[Data records]
- Opening Delimiter -
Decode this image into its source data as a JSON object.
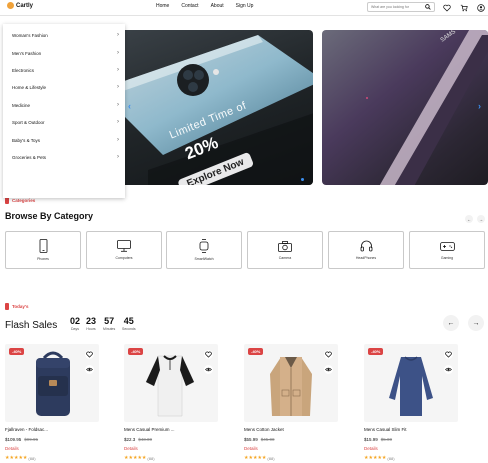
{
  "header": {
    "logo": "Cartly",
    "nav": [
      "Home",
      "Contact",
      "About",
      "Sign Up"
    ],
    "search_placeholder": "What are you looking for"
  },
  "sidebar": {
    "items": [
      {
        "label": "Woman's Fashion"
      },
      {
        "label": "Men's Fashion"
      },
      {
        "label": "Electronics"
      },
      {
        "label": "Home & Lifestyle"
      },
      {
        "label": "Medicine"
      },
      {
        "label": "Sport & Outdoor"
      },
      {
        "label": "Baby's & Toys"
      },
      {
        "label": "Groceries & Pets"
      }
    ]
  },
  "banner": {
    "headline": "Limited Time of",
    "discount": "20%",
    "cta": "Explore Now"
  },
  "categories": {
    "tag": "Categories",
    "title": "Browse By Category",
    "items": [
      {
        "label": "Phones",
        "icon": "phone-icon"
      },
      {
        "label": "Computers",
        "icon": "monitor-icon"
      },
      {
        "label": "SmartWatch",
        "icon": "smartwatch-icon"
      },
      {
        "label": "Camera",
        "icon": "camera-icon"
      },
      {
        "label": "HeadPhones",
        "icon": "headphones-icon"
      },
      {
        "label": "Gaming",
        "icon": "gamepad-icon"
      }
    ]
  },
  "flash": {
    "tag": "Today's",
    "title": "Flash Sales",
    "countdown": [
      {
        "num": "02",
        "unit": "Days"
      },
      {
        "num": "23",
        "unit": "Hours"
      },
      {
        "num": "57",
        "unit": "Minutes"
      },
      {
        "num": "45",
        "unit": "Seconds"
      }
    ]
  },
  "products": [
    {
      "name": "Fjallraven - Foldsac...",
      "price": "$109.95",
      "old": "$99.95",
      "discount": "-40%",
      "details": "Details",
      "rating": "(88)"
    },
    {
      "name": "Mens Casual Premium ...",
      "price": "$22.3",
      "old": "$43.00",
      "discount": "-40%",
      "details": "Details",
      "rating": "(88)"
    },
    {
      "name": "Mens Cotton Jacket",
      "price": "$55.99",
      "old": "$45.00",
      "discount": "-40%",
      "details": "Details",
      "rating": "(88)"
    },
    {
      "name": "Mens Casual Slim Fit",
      "price": "$15.99",
      "old": "$5.00",
      "discount": "-40%",
      "details": "Details",
      "rating": "(88)"
    }
  ],
  "colors": {
    "accent": "#db4444",
    "star": "#f5a623",
    "arrow": "#3c8ff0"
  }
}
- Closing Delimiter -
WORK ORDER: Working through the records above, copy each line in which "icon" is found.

SOLUTION:
        "icon": "phone-icon"
        "icon": "monitor-icon"
        "icon": "smartwatch-icon"
        "icon": "camera-icon"
        "icon": "headphones-icon"
        "icon": "gamepad-icon"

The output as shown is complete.